- A vehicle, trailer or mobile home does not provide good protection. Plan to go quickly to a building with a strong foundation, if possible.
- If shelter is not available, lie flat in a ditch or other low-lying area. Do not get under an overpass or bridge. You are safer in a low, flat location.
- Stay in the shelter location until the danger has passed.
Stay Informed about Tornadoes
- Local authorities may not immediately be able to provide information on what is happening and what you should do. However, you should listen to NOAA Weather Radio, watch TV, listen to the radio or check the Internet often for official news and instructions as they become available.
- After a tornado, be sure to remain out of damaged buildings and stay clear of downed power lines.
- Help injured or trapped people. Check on others who may require special assistance, such as the elderly, children and people with disabilities.
A few minutes of preparation can save a life or make you far more comfortable in case of an emergency situation.
Reducing the Risk of Manual Material Handling

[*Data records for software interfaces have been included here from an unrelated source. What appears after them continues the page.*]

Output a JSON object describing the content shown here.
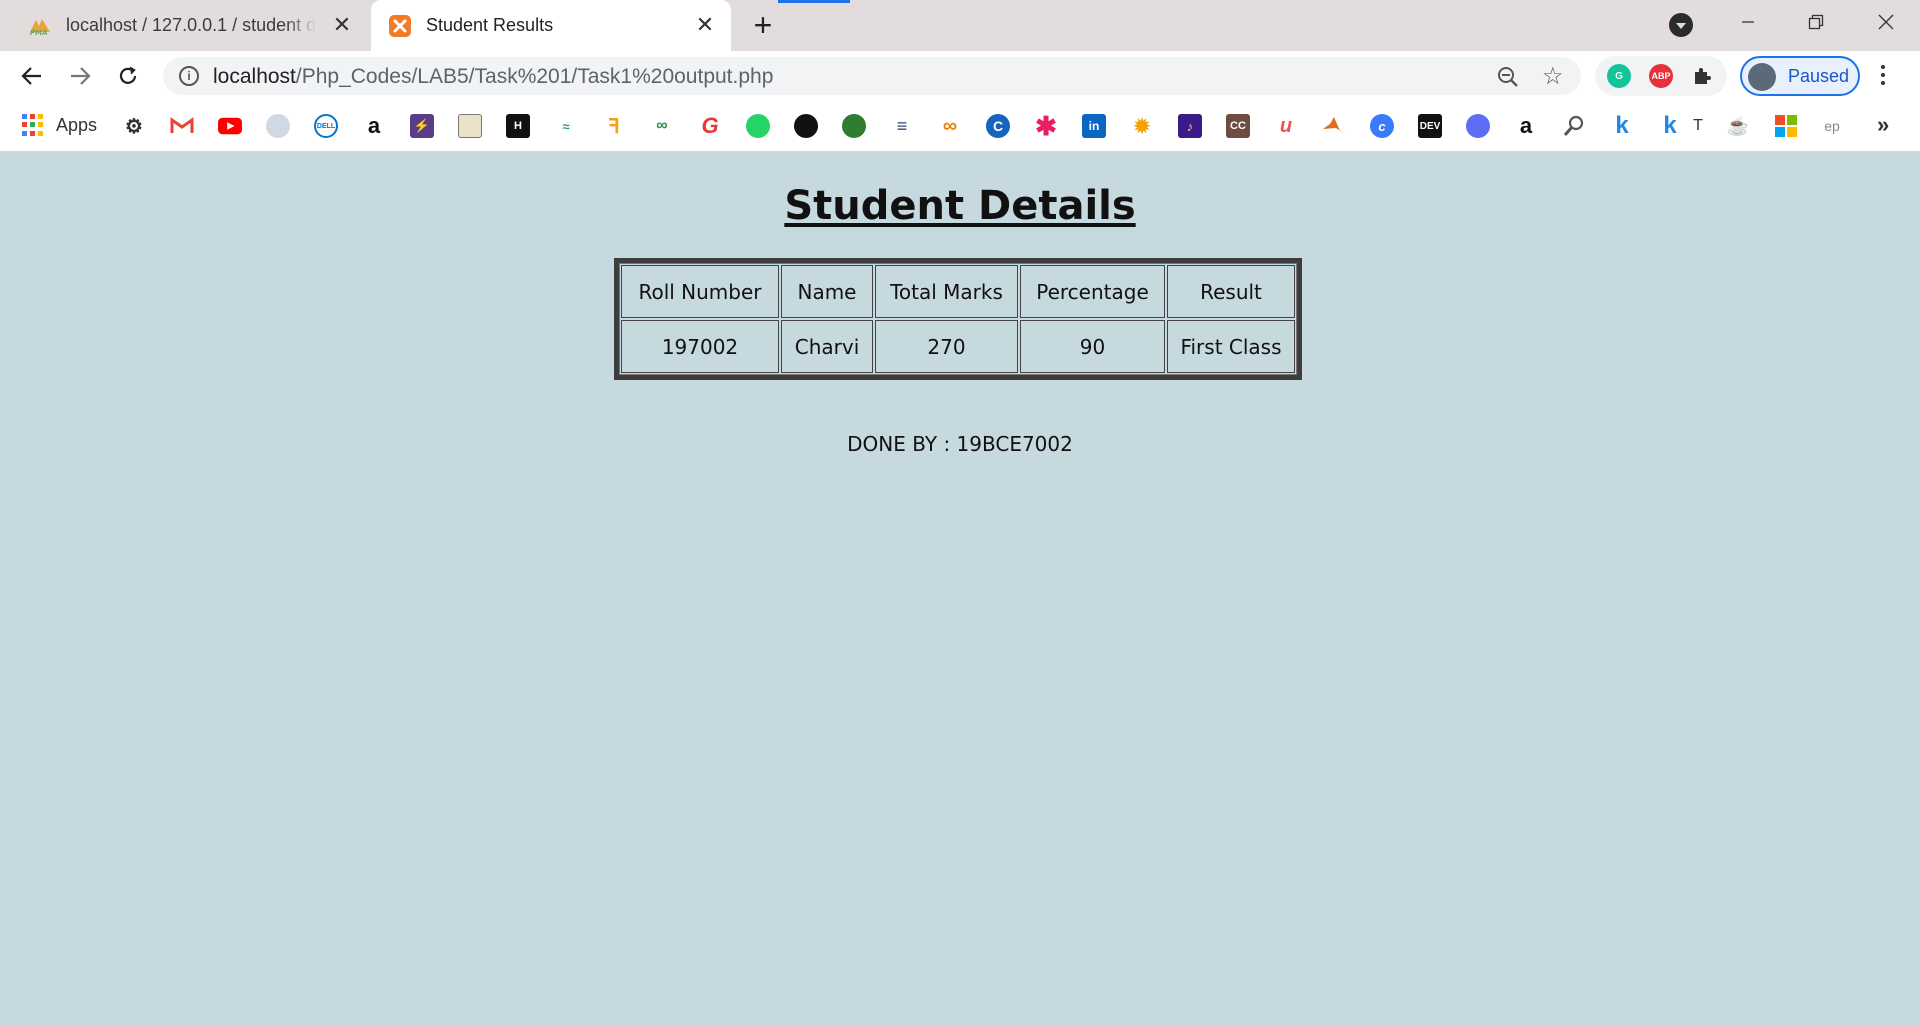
{
  "browser": {
    "tabs": [
      {
        "title": "localhost / 127.0.0.1 / student de",
        "favicon": "phpmyadmin-icon",
        "close": "✕"
      },
      {
        "title": "Student Results",
        "favicon": "xampp-icon",
        "close": "✕"
      }
    ],
    "new_tab": "+",
    "url_host": "localhost",
    "url_path": "/Php_Codes/LAB5/Task%201/Task1%20output.php",
    "profile_label": "Paused",
    "apps_label": "Apps",
    "bookmarks": [
      "settings-icon",
      "gmail-icon",
      "youtube-icon",
      "bookmark-icon",
      "dell-icon",
      "amazon-icon",
      "bolt-icon",
      "image-icon",
      "hackerrank-icon",
      "chart-icon",
      "leetcode-icon",
      "geeksforgeeks-icon",
      "google-icon",
      "whatsapp-icon",
      "github-icon",
      "circle-icon",
      "stack-icon",
      "infinity-icon",
      "c-icon",
      "asterisk-icon",
      "linkedin-icon",
      "sun-icon",
      "music-icon",
      "cc-icon",
      "udemy-icon",
      "matlab-icon",
      "coursera-icon",
      "dev-icon",
      "meet-icon",
      "amazon-icon",
      "search-icon",
      "k-icon",
      "k-icon",
      "t-icon",
      "java-icon",
      "microsoft-icon",
      "ep-icon"
    ],
    "dev_label": "DEV",
    "cc_label": "CC",
    "k_label": "k",
    "t_label": "T",
    "ep_label": "ep",
    "abp_label": "ABP",
    "amazon_label": "a",
    "colors": {
      "tab_strip": "#e3dcdc",
      "page_bg": "#c5d9de",
      "accent": "#1a73e8"
    }
  },
  "page": {
    "heading": "Student Details",
    "table": {
      "headers": [
        "Roll Number",
        "Name",
        "Total Marks",
        "Percentage",
        "Result"
      ],
      "rows": [
        [
          "197002",
          "Charvi",
          "270",
          "90",
          "First Class"
        ]
      ]
    },
    "done_by": "DONE BY : 19BCE7002"
  }
}
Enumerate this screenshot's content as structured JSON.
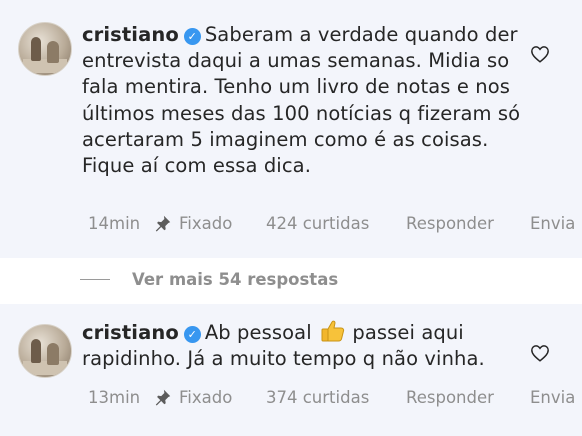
{
  "comments": [
    {
      "username": "cristiano",
      "text": "Saberam a verdade quando der entrevista daqui a umas semanas. Midia so fala mentira. Tenho um livro de notas e nos últimos meses das  100 notícias q fizeram só acertaram 5 imaginem como é as coisas. Fique aí com essa dica.",
      "time": "14min",
      "pinned_label": "Fixado",
      "likes": "424 curtidas",
      "reply_label": "Responder",
      "send_label": "Envia"
    },
    {
      "username": "cristiano",
      "text_before_emoji": "Ab pessoal",
      "text_after_emoji": "passei aqui rapidinho. Já a muito tempo q não vinha.",
      "time": "13min",
      "pinned_label": "Fixado",
      "likes": "374 curtidas",
      "reply_label": "Responder",
      "send_label": "Envia"
    }
  ],
  "more_replies": "Ver mais 54 respostas",
  "icons": {
    "verified": "verified-badge-icon",
    "like": "heart-icon",
    "pin": "pin-icon",
    "emoji": "thumbs-up-emoji"
  },
  "colors": {
    "verified": "#3897f0",
    "secondary_text": "#8e8e8e",
    "highlight_bg": "#f3f5fb"
  }
}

Back injuries account for one of every five injuries or illnesses in the workplace. Around 80% of these injuries occur to the lower back and are associated with manual material handling tasks. Oftentimes we get drawn into the “let’s get’ er done” attitude with many material handling tasks. The work does need to be completed, but taking a couple of seconds to determine the best way to do the job may prevent weeks of back pain.

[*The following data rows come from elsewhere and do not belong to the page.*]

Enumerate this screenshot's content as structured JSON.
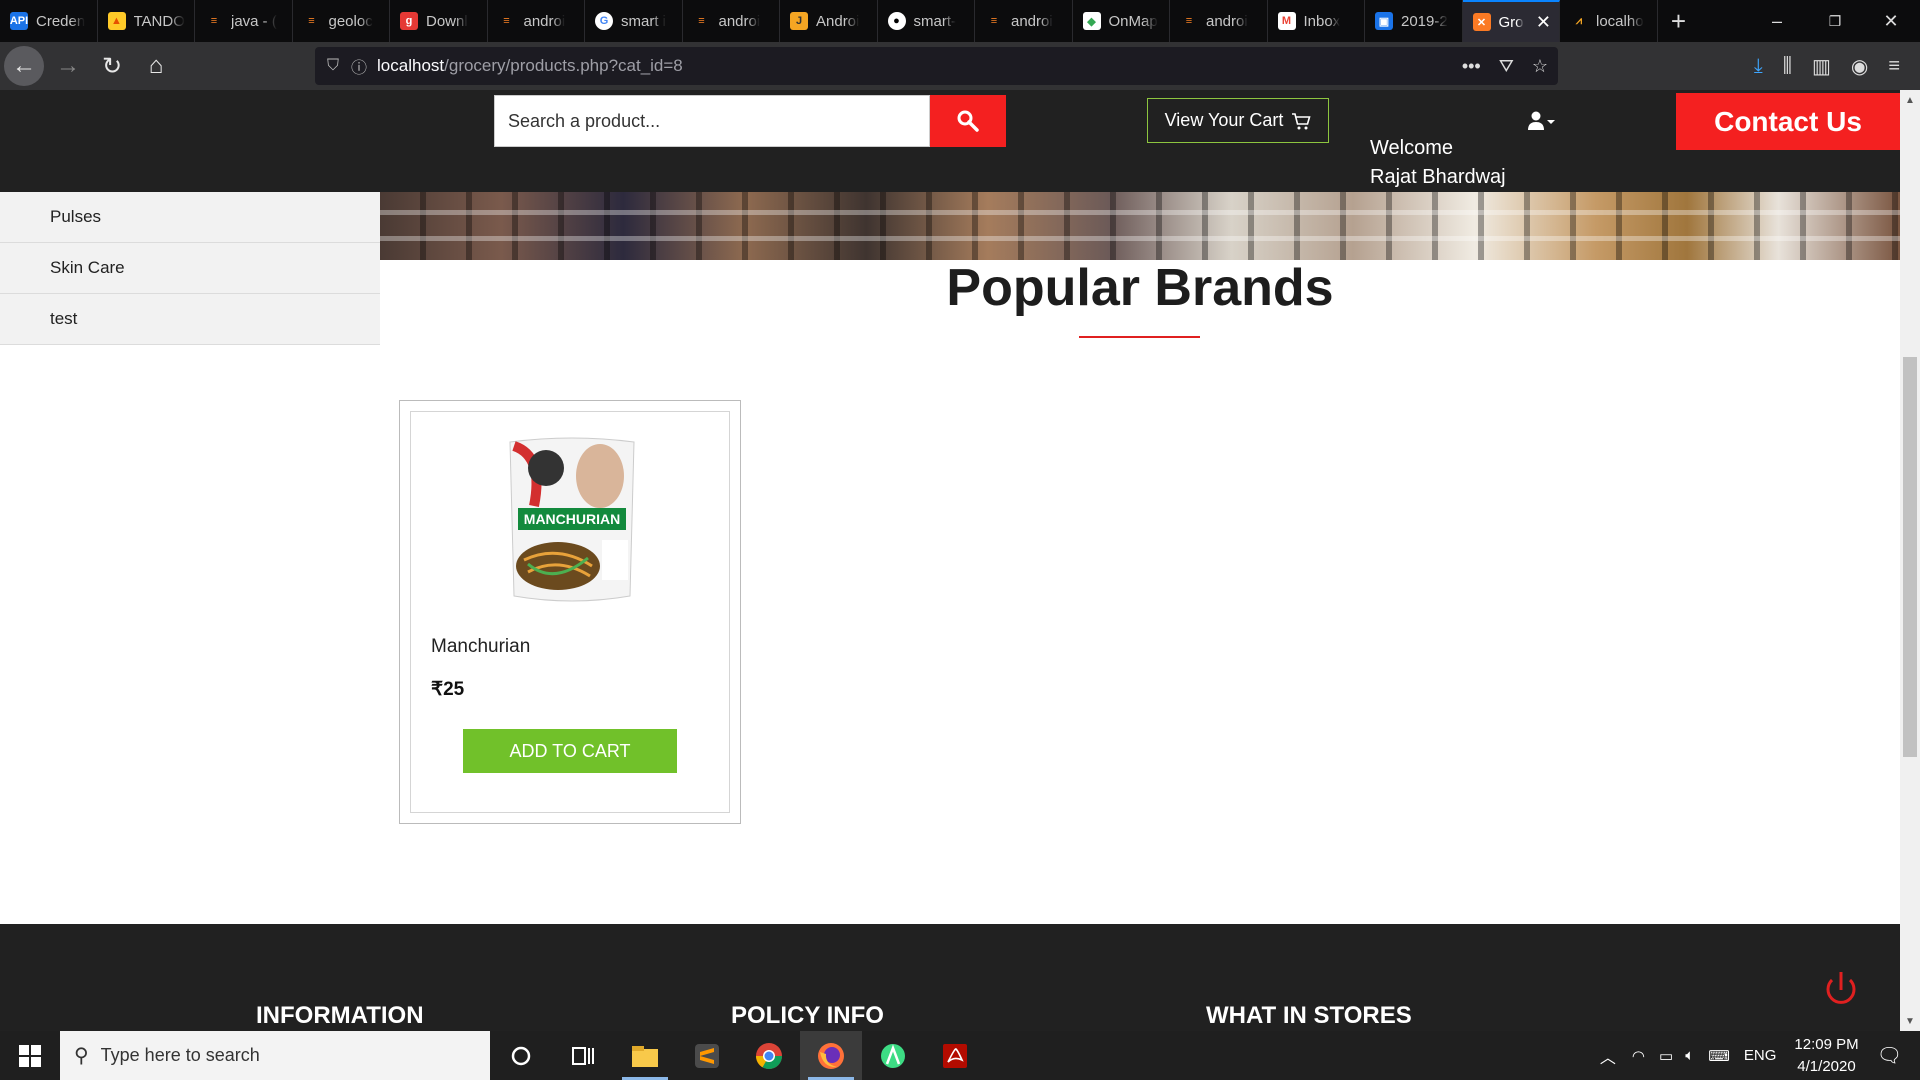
{
  "browser": {
    "tabs": [
      {
        "label": "Creden",
        "icon": "api-icon",
        "color": "#1a73e8"
      },
      {
        "label": "TANDO",
        "icon": "firebase-icon",
        "color": "#ffca28"
      },
      {
        "label": "java - (",
        "icon": "stackoverflow-icon",
        "color": "#f48024"
      },
      {
        "label": "geoloc",
        "icon": "stackoverflow-icon",
        "color": "#f48024"
      },
      {
        "label": "Downl",
        "icon": "download-site-icon",
        "color": "#e53935"
      },
      {
        "label": "androi",
        "icon": "stackoverflow-icon",
        "color": "#f48024"
      },
      {
        "label": "smart i",
        "icon": "google-icon",
        "color": "#4285f4"
      },
      {
        "label": "androi",
        "icon": "stackoverflow-icon",
        "color": "#f48024"
      },
      {
        "label": "Androi",
        "icon": "javatpoint-icon",
        "color": "#f5a623"
      },
      {
        "label": "smart-",
        "icon": "github-icon",
        "color": "#ffffff"
      },
      {
        "label": "androi",
        "icon": "stackoverflow-icon",
        "color": "#f48024"
      },
      {
        "label": "OnMap",
        "icon": "maps-icon",
        "color": "#34a853"
      },
      {
        "label": "androi",
        "icon": "stackoverflow-icon",
        "color": "#f48024"
      },
      {
        "label": "Inbox",
        "icon": "gmail-icon",
        "color": "#ea4335"
      },
      {
        "label": "2019-2",
        "icon": "contacts-icon",
        "color": "#1a73e8"
      },
      {
        "label": "Gro",
        "icon": "xampp-icon",
        "color": "#fb7a24",
        "active": true
      },
      {
        "label": "localho",
        "icon": "localhost-icon",
        "color": "#f5a623"
      }
    ],
    "url_host": "localhost",
    "url_path": "/grocery/products.php?cat_id=8"
  },
  "header": {
    "search_placeholder": "Search a product...",
    "cart_label": "View Your Cart",
    "welcome_line1": "Welcome",
    "welcome_line2": "Rajat Bhardwaj",
    "contact_label": "Contact Us"
  },
  "sidebar": {
    "items": [
      {
        "label": "Pulses"
      },
      {
        "label": "Skin Care"
      },
      {
        "label": "test"
      }
    ]
  },
  "main": {
    "title": "Popular Brands",
    "products": [
      {
        "name": "Manchurian",
        "price": "₹25",
        "button": "ADD TO CART",
        "image_text": "MANCHURIAN"
      }
    ]
  },
  "footer": {
    "headings": [
      "INFORMATION",
      "POLICY INFO",
      "WHAT IN STORES"
    ]
  },
  "taskbar": {
    "search_placeholder": "Type here to search",
    "lang": "ENG",
    "time": "12:09 PM",
    "date": "4/1/2020"
  },
  "colors": {
    "accent_red": "#f42020",
    "cart_green": "#71c12a",
    "header_dark": "#212121"
  }
}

When you lift…
- Plant your feet firmly – get a stable base
- Keep the load close to your body
- Bend at your knees – not your waist
- Tighten your abdominal muscles to support your back
- Keep your back upright – keep it in its natural posture
- Use your leg muscles as you lift
- Get a good grip – use both hands
- Lift steadily and smoothly without jerking
- Breathe. If you must hold your breath to lift it, then it is too heavy
- Lift from the floor
- Lift loads across obstacles
- Twist and lift
- Lift from an uncomfortable posture
- Fight to recover a dropped object
- Lift with one hand (unbalanced)
- Lift while reaching or stretching
- Hold your breath while lifting – Get Help
Begin each material handling task with the end in mind: Where are you going to move it? Do you have a good grip? Is there a clear path?
Let’s work together to make Georgia a safer place to work.